## [THE PROBLEM]
Whenever "thumbnail" appears in a line, please copy that line from the data.

## [PROVIDED MATERIAL]
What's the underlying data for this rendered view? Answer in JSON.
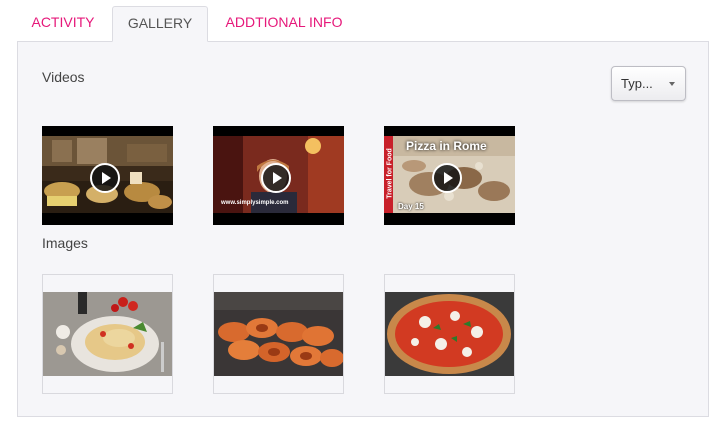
{
  "tabs": [
    {
      "label": "ACTIVITY",
      "active": false
    },
    {
      "label": "GALLERY",
      "active": true
    },
    {
      "label": "ADDTIONAL INFO",
      "active": false
    }
  ],
  "gallery": {
    "videos_title": "Videos",
    "images_title": "Images",
    "type_select": {
      "value": "Typ..."
    },
    "videos": [
      {
        "thumbnail": "market-stall"
      },
      {
        "thumbnail": "restaurant-host",
        "caption": "www.simplysimple.com"
      },
      {
        "thumbnail": "pizza-in-rome",
        "title": "Pizza in Rome",
        "side_label": "Travel for Food",
        "day_label": "Day 15"
      }
    ],
    "images": [
      {
        "thumbnail": "spaghetti-plate"
      },
      {
        "thumbnail": "rigatoni-pasta"
      },
      {
        "thumbnail": "margherita-pizza"
      }
    ]
  },
  "colors": {
    "accent": "#e6187a",
    "panel_bg": "#f6f6f9",
    "border": "#dcdce2"
  }
}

## [RESULT BELOW]
        "thumbnail": "market-stall"
        "thumbnail": "restaurant-host",
        "thumbnail": "pizza-in-rome",
        "thumbnail": "spaghetti-plate"
        "thumbnail": "rigatoni-pasta"
        "thumbnail": "margherita-pizza"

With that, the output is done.